The order is the second to have been made on the subject; the first was found to be defective by the councils and the chairmen. Anyway, we at last have it. It will not have been enacted before the Easter Recess, but it is on its way, and we congratulate the Government on it.

I am grateful for the support that the order has received from the three noble Lords who have spoken. The noble Lord, Lord Skelmersdale, talked about the progress that we have made since 1974 on health and safety, and about the important role that the commission and the Health and Safety Executive have played in that. That is absolutely right. There are still challenges out there that change as the nature of the workforce changes, which is why the improved governance arrangements provided for in the order are so important.

The noble Lord also referred to enforcement and the importance of ensuring that enforcement action was independent and could not be fettered either by Ministers, by the commission or by the new board of the executive, as it will be. That is an absolutely clear principle, which has been maintained throughout this process. He referred to the number of proposed members on the board. At the moment, the order is essentially permissive; it allows for there to be between seven and 11 members—there are currently nine members plus the chair—and there are no plans at the moment to increase its size. The debate on what the appropriate size should be focused in particular on the need to ensure that there is scope for the range of skills that are needed on the board to bring full weight to bear on the issues that need to be addressed. He also talked about the protection of individuals and, in his terms, some of the nonsense that goes on. We always need to be careful in these situations not to perpetuate myths. Undoubtedly, in some instances, there are those with responsibility for enforcing health and safety who go over the top; and there are instances in which people use health and safety as a reason for not doing something that they would otherwise want to do. When investigated, however, many of the myths of conkers and of benches being three inches too high or too low are simply not true.

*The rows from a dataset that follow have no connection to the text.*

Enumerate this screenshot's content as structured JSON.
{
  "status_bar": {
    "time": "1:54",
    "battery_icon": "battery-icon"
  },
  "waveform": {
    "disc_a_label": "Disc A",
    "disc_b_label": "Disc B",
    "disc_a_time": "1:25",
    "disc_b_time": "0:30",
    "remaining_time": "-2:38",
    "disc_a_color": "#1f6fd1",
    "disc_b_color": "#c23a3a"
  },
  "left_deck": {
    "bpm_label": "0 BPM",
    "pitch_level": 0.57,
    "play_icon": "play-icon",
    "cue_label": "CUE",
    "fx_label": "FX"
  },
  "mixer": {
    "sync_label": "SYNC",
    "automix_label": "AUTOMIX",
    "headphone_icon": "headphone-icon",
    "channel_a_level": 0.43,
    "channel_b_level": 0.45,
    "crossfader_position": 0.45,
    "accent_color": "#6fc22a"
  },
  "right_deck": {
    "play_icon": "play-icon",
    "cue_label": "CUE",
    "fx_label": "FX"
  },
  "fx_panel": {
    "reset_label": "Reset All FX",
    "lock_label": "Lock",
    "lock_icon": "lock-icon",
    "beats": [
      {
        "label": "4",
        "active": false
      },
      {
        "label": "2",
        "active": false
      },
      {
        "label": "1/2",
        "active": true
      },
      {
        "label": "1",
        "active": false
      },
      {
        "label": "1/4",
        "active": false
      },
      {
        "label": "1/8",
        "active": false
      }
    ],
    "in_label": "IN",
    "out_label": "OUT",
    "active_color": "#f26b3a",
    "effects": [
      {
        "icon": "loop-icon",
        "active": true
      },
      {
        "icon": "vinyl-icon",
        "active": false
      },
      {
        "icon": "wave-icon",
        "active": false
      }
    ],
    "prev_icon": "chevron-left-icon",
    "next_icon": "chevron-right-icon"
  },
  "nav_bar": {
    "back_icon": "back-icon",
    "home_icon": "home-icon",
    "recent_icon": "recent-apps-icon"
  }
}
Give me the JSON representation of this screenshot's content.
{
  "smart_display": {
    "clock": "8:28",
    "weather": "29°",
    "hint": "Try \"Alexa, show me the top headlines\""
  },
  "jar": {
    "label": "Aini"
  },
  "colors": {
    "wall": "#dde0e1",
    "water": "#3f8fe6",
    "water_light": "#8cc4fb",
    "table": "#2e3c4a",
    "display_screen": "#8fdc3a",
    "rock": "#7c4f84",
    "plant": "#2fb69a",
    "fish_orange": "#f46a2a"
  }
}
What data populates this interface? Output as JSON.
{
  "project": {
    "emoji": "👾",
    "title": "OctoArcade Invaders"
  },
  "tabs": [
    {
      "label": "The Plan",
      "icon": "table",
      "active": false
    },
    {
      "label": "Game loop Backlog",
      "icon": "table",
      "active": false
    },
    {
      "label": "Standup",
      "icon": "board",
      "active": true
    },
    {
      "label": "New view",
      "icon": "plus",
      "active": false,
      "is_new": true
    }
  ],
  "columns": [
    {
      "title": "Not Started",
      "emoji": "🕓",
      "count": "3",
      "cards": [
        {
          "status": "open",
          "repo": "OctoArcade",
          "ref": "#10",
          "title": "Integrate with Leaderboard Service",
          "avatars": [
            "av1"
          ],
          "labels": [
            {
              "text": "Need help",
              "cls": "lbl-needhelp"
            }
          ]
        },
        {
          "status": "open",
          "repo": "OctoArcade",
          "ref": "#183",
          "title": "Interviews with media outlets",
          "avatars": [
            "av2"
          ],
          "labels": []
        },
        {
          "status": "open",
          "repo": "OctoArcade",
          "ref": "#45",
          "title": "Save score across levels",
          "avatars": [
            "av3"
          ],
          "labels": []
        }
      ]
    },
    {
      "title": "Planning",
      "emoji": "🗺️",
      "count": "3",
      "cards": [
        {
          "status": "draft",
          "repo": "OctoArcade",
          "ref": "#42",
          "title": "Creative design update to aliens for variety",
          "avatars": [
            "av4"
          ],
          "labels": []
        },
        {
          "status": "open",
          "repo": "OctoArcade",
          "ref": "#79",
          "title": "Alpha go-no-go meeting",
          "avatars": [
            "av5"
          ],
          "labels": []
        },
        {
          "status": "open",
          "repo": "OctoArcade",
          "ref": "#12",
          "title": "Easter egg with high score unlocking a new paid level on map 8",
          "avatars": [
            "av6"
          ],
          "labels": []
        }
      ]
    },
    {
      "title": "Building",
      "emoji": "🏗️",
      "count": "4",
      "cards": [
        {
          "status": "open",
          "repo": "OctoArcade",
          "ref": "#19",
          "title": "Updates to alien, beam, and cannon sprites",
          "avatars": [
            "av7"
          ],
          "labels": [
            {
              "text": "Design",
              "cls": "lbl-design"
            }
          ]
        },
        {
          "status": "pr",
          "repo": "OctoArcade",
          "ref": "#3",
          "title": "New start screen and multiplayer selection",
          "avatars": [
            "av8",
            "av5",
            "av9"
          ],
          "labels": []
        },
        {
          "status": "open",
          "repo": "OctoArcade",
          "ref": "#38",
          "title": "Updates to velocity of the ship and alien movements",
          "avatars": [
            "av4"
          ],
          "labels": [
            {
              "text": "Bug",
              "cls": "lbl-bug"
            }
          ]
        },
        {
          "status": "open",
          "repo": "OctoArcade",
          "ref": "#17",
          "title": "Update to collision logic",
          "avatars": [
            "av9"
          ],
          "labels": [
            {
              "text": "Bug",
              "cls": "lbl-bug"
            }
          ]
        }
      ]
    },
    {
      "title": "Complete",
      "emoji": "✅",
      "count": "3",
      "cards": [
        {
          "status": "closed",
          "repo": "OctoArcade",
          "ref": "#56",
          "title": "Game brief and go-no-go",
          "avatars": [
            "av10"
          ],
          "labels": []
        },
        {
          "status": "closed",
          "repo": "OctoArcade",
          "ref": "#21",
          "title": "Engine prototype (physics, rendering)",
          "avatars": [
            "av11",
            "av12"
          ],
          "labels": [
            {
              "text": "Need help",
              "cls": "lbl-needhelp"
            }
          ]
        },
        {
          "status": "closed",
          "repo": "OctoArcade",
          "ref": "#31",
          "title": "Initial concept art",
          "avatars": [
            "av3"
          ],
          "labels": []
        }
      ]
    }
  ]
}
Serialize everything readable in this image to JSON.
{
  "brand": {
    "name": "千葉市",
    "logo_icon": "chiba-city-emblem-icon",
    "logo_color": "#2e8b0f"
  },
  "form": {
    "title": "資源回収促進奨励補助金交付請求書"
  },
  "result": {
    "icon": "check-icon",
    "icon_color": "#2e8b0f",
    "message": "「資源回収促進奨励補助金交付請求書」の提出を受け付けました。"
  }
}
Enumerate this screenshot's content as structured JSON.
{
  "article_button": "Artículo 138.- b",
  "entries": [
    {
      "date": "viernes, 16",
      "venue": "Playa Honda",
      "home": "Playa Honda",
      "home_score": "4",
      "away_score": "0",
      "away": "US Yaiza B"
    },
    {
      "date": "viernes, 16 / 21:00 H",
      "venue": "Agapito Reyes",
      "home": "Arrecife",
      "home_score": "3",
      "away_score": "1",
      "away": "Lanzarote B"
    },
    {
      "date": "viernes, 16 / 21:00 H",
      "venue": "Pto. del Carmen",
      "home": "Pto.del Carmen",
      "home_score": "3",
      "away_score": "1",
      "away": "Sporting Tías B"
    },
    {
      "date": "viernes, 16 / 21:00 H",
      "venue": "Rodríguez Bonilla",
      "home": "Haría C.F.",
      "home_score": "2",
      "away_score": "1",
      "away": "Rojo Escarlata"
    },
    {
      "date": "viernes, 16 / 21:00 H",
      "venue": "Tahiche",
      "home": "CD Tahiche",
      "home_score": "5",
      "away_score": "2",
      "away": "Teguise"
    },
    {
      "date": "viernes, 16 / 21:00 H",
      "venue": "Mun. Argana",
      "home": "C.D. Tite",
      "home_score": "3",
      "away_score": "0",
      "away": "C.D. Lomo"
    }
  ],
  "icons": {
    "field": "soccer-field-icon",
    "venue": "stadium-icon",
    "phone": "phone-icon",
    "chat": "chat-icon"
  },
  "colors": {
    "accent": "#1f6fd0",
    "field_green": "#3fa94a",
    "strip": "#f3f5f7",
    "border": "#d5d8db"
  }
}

The key to all this is to recognise that the people who create the risks have responsibility for managing them. This is not about eliminating risk but about managing it.

The noble Lord referred to the compensation culture driving some of these issues. We need to think very carefully about this and to recognise that some people have been damaged at work by diseases with a long latency period and have struggled to get compensation 20, 30 or 40 years after the incident that has damaged their health, sometimes fatally.

The Minister is being unusually unkind in that explanation. I was talking about those accidents that are currently successfully sue-able—in other words compensable—and which were almost entirely the fault of the individual whom the accident befell. Clearly, I am not talking about something where the responsibility is 90 per cent or more on the employer or former employer; if he is talking about pneumoconiosis, for example.

I take that point, but I recall a debate in your Lordships’ House a couple of years ago when one of the committees of the House looked at whether we have a compensation culture. I think that the conclusion was to the contrary. In a sense, this debate is outwith the order, and we can perhaps return to it at some future stage.

I am grateful to the noble Lord, Lord Addington, for his support and for that of his party. I am grateful to the noble Lord, Lord Brougham and Vaux, who has a strong commitment to health and safety and is very active and engaged in the health and safety stakeholder community. He was right to remind us that this provision was in large measure the handiwork of Sir Bill Callaghan, the retired chair of the commission, and it has been taken up enthusiastically by his successor. I am grateful for the support that we received, and I commend the order.

On Question, Motion agreed to.